Pimples can also result from pores that become clogged and infected. While most of these symptoms resolve on their own in just a few days, it can be worse by constant poking and prodding. Touching the nose or squeezing the pimple, for example, can lead to further clogging or the spreading of the infection. Pimples can form anywhere on the body where there are pores, including the face and nose.
Swollen nose tip
If your swollen nose tip is accompanied by a bump or a pustule, you’re probably suffering from a pimple. If you wear glasses, which can help trap oil and bacteria, you may experience a pimple on the bridge of your nose. No matter where the blemish may occur, the best way to treat this condition is to leave it on its own.
Another reason you might suffer from a swollen nose tip or nose swelling on one side is some kind of injury. It could be as simple as an accidental scratch while blowing your nose or as traumatic as getting hit in the face with a ball. In those cases where the skin’s surface is broken, the body’s natural healing process can be responsible for some swelling as white skin cells rush to the area. Sometimes, cuts can become infected, which will cause even greater inflammation and pain.
If you suspect that you may be suffering from an infection on your nose, it’s best to see a doctor. Once the diagnosis is confirmed, you will probably be prescribed a medicated cream or wash, as well as an antibiotic. In those cases where the infection has progressed into an abscess, you may require further treatment to have it drained.
One last common reason for a swollen nose tip is a condition called rhinophyma. While the exact cause of rhinophyma is not known, it’s generally believed that it’s a side effect of rosacea– a skin disease that causes extreme redness or flushing, bumps, burning and swelling. The best way to treat rhinophyma is to take care of it before it gets out hand. This means seeing a doctor if you think you suffer from rosacea and religiously using any medications. For severe cases of rhinophyma, surgery is the only alternative.
Swelling at the Bridge of the Nose
While pimples may cause swelling at the bridge of the nose, the more common reason for this condition is trauma. Even relatively minor injuries, such as a smack in the face from a playful child, can cause swelling. However, the more serious cases of swelling come from greater injuries, such as fractures or broken bones.

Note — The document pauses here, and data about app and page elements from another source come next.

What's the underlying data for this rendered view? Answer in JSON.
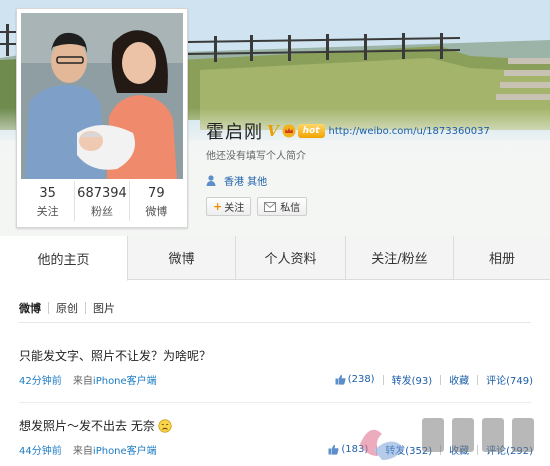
{
  "profile": {
    "name": "霍启刚",
    "verified_badge": "V",
    "vip_badge": "hot",
    "url": "http://weibo.com/u/1873360037",
    "bio": "他还没有填写个人简介",
    "location": "香港 其他",
    "follow_label": "关注",
    "message_label": "私信",
    "follow_icon": "plus-icon",
    "message_icon": "envelope-icon",
    "location_icon": "person-icon"
  },
  "stats": [
    {
      "value": "35",
      "label": "关注"
    },
    {
      "value": "687394",
      "label": "粉丝"
    },
    {
      "value": "79",
      "label": "微博"
    }
  ],
  "tabs": [
    {
      "label": "他的主页",
      "active": true
    },
    {
      "label": "微博",
      "active": false
    },
    {
      "label": "个人资料",
      "active": false
    },
    {
      "label": "关注/粉丝",
      "active": false
    },
    {
      "label": "相册",
      "active": false
    }
  ],
  "filters": [
    {
      "label": "微博",
      "active": true
    },
    {
      "label": "原创",
      "active": false
    },
    {
      "label": "图片",
      "active": false
    }
  ],
  "posts": [
    {
      "text": "只能发文字、照片不让发？为啥呢？",
      "time": "42分钟前",
      "from_prefix": "来自",
      "client": "iPhone客户端",
      "like": "(238)",
      "repost": "转发(93)",
      "favorite": "收藏",
      "comment": "评论(749)"
    },
    {
      "text": "想发照片～发不出去 无奈",
      "time": "44分钟前",
      "from_prefix": "来自",
      "client": "iPhone客户端",
      "like": "(183)",
      "repost": "转发(352)",
      "favorite": "收藏",
      "comment": "评论(292)"
    }
  ],
  "colors": {
    "link": "#1d5fa8",
    "accent_orange": "#f08a00",
    "verified_gold": "#e9a000"
  }
}
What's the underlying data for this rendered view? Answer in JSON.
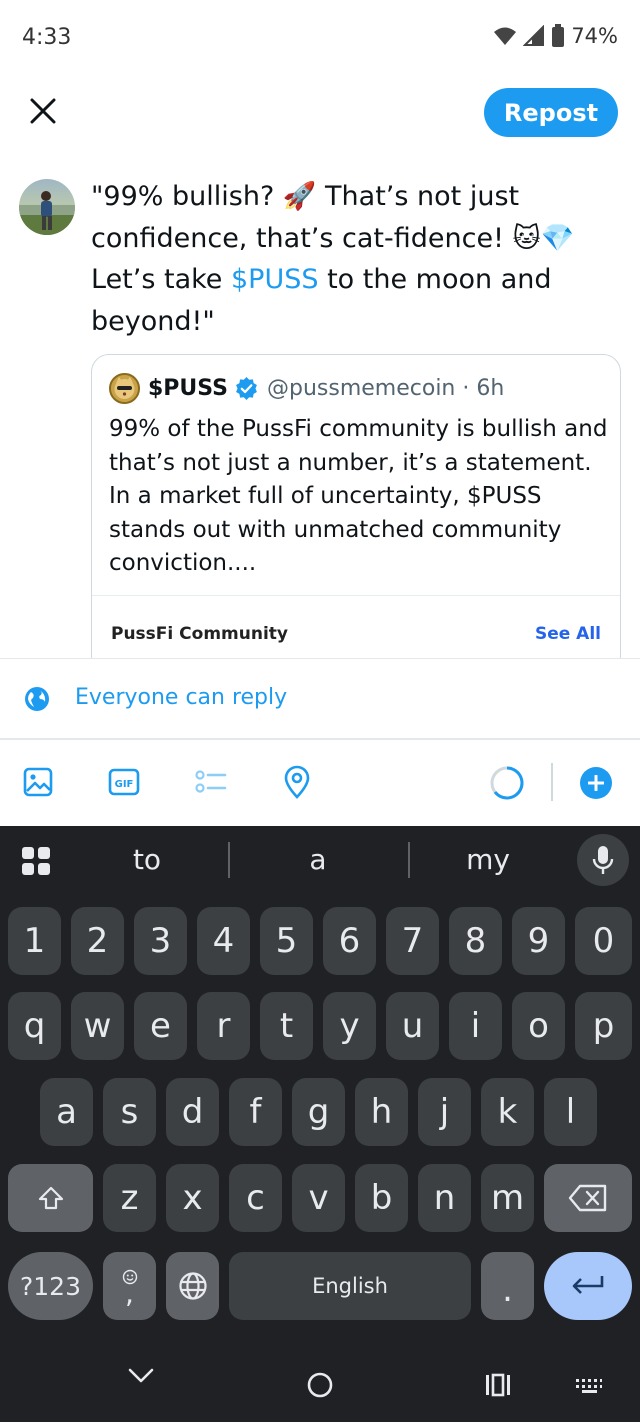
{
  "status": {
    "time": "4:33",
    "battery": "74%"
  },
  "header": {
    "repost_label": "Repost"
  },
  "composer": {
    "line1": "\"99% bullish? 🚀 That’s not just",
    "line2_pre": "confidence, that’s cat-fidence! 🐱💎",
    "line3_pre": "Let’s take ",
    "line3_tag": "$PUSS",
    "line3_post": " to the moon and",
    "line4": "beyond!\""
  },
  "quote": {
    "name": "$PUSS",
    "handle": "@pussmemecoin · 6h",
    "body": [
      "99% of the PussFi community is bullish and",
      "that’s not just a number, it’s a statement.",
      "In a market full of uncertainty, $PUSS",
      "stands out with unmatched community",
      "conviction...."
    ],
    "card_title": "PussFi Community",
    "card_link": "See All"
  },
  "reply": {
    "label": "Everyone can reply"
  },
  "toolbar": {
    "icons": [
      "image-icon",
      "gif-icon",
      "poll-icon",
      "location-icon"
    ],
    "accent": "#1d9bf0"
  },
  "keyboard": {
    "suggestions": [
      "to",
      "a",
      "my"
    ],
    "row_numbers": [
      "1",
      "2",
      "3",
      "4",
      "5",
      "6",
      "7",
      "8",
      "9",
      "0"
    ],
    "row1": [
      "q",
      "w",
      "e",
      "r",
      "t",
      "y",
      "u",
      "i",
      "o",
      "p"
    ],
    "row2": [
      "a",
      "s",
      "d",
      "f",
      "g",
      "h",
      "j",
      "k",
      "l"
    ],
    "row3": [
      "z",
      "x",
      "c",
      "v",
      "b",
      "n",
      "m"
    ],
    "sym_label": "?123",
    "comma": ",",
    "period": ".",
    "space_label": "English"
  }
}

When a bone in the nose is broke, you can expect rapid and extreme swelling. This swelling can even extend outward to your cheeks and eyes, making it difficult to see and breathe. If you suspect that you are suffering from an injury like this, your best course of action is to immediately see a doctor or go to the emergency room. Massive swelling can easily block your breathing passages, resulting in a life-threatening situation.
How to tell if a nose is broken:
The best way to deal with a broken or potentially broken nose is with ice. Wrap the ice in a towel to avoid direct skin contact, and gently place it at the bridge of the nose. The area will most likely be very tender so don’t apply pressure. You may notice that your nose appears crooked. If this is the case, it is okay. Your doctor will evaluate the situation and advise you on what needs to happen next.
The most common treatment for a broken nose is realignment. From there on, your body takes care of the rest. In more serious cases, surgery and splinting may become necessary. You can expect the bridge of your nose — and even your whole face — to be swollen for some time after your injury.
As you can see, there are numerous reasons why you may have a swollen nose. While some are minor conditions that will go away on their own, others may require medical attention.
As swelling is generally your body’s response to a trigger, ice is usually a safe way to help control some of the discomforts that may arise. Determining the cause of your swollen nose is usually accomplished by taking stock of your other symptoms.
In many cases, you can resolve nose swelling at home with over-the-counter products such as sinus relief medicines, though more serious situations may require a trip to the doctor or emergency room.